With the Enlightenment’s shift in thinking, we became much more individualistic. This shift has had some positive consequences but quite a few negative results, at both work and church. Last week I discussed one way the church attempts to respond to the loneliness and lack of community experienced by many in local congregations, and some ways we can do better. This week I’ll outline a second problem many small groups face, and the following week I will suggest some solutions.
The Enlightenment caused many shifts in our thinking. Last week, I discussed three ways it changed how we think about involvement in a local church. This week I begin discussing a fourth implication of this excessive individualism–the loss of community in our local churches. I also discuss one way this problem is being addressed via two models, one more effective than the other in my opinion.
The eleventh shift in thinking from the pre-modern to the modern era is from an emphasis on the group to an emphasis on the individual. Last week we saw some of the negative implications of this in our work lives. Has this shift from community to individual fared any better for the church?
Finally, saying “goodbye” well requires a healthy theology of God’s sovereignty and goodness. This will be reflected in the questions we ask. I believe an accurate theology of God’s goodness and sovereignty will lead us to ask the right four questions.
During this Christmas season, I’m reflecting on the implications of understanding that Jesus was born as a boy, who grew to be a man in this same world we share. In my last three posts, I shared the first and second reasons that are vitally important to keep in mind, during Christmas and always. As important as these first two are, the third reason is the most important one for our salvation.
This article is the third blog in my series that discusses the importance of remembering Jesus is fully human as we celebrate the Advent season. Last week, I suggested that we devalue the worth of God’s creation (including ourselves) if we forget Jesus’ humanity. And Christians often do this very thing when they prize the spiritual to the denigration of the physical world. To highlight this issue, I pointed out three of at least seven ways Christians practice a Christian Gnosticism. This week, I will elaborate on the remaining four ways we forget his humanness and thus fall into the gnostic trap.

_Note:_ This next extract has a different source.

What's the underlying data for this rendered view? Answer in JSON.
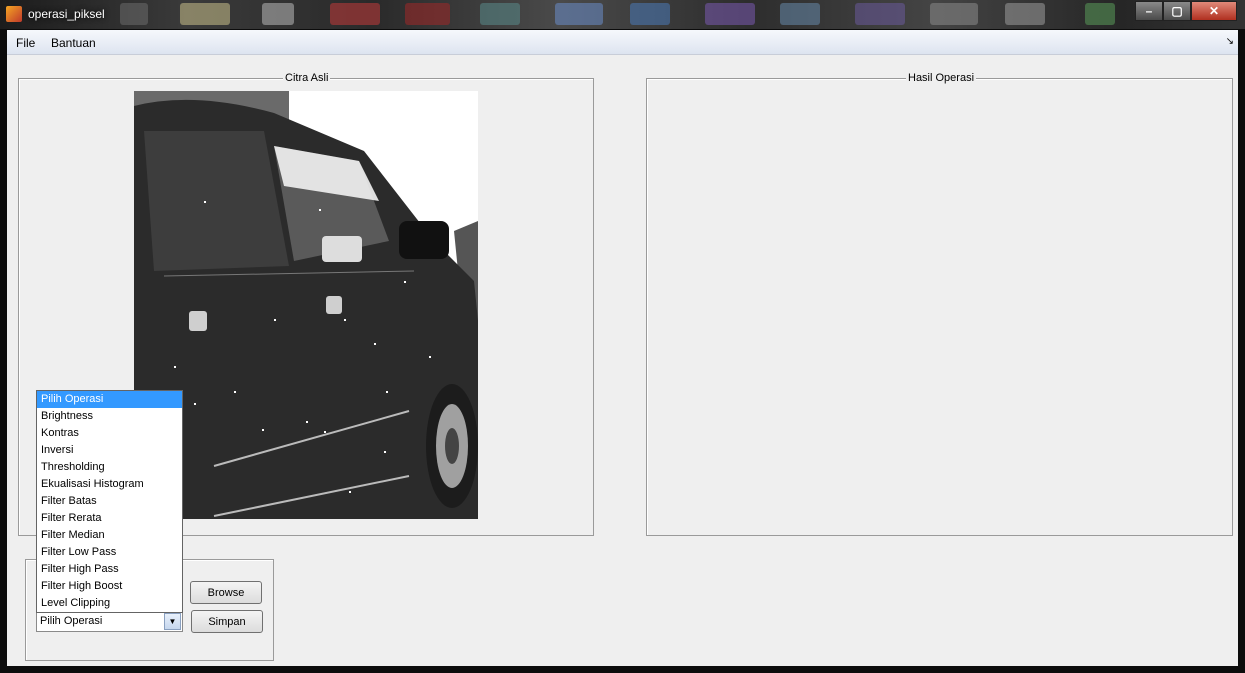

In my last post, I offered the first reason why, especially during this Christmas season, it is important to remember Jesus is fully human. In this article I suggest a second—to not do so means we minimize the worth of God’s creation (including ourselves). The incarnation is a constant reminder that God, more than anyone, values the physical world just as much as the spiritual world.
Jesus was born as a tiny, helpless baby boy. We say it but often don’t believe it. There are at least three reasons we must never forget that Jesus was fully human—that he “moved into the neighborhood” as The Message translates John 1:14. This blog will consider the first of these three reasons.
CEO Uzziah is blessed by God and becomes an exceptional leader. But this is not only because he followed the first two leadership principles. He also understood and applied a third principle—trusting God is not enough. We must also work to be excellent at what we do. This is the secret of the “both/and” and makes all work a spiritual endeavor. Only understanding this can energize a leader to lead well for the long haul.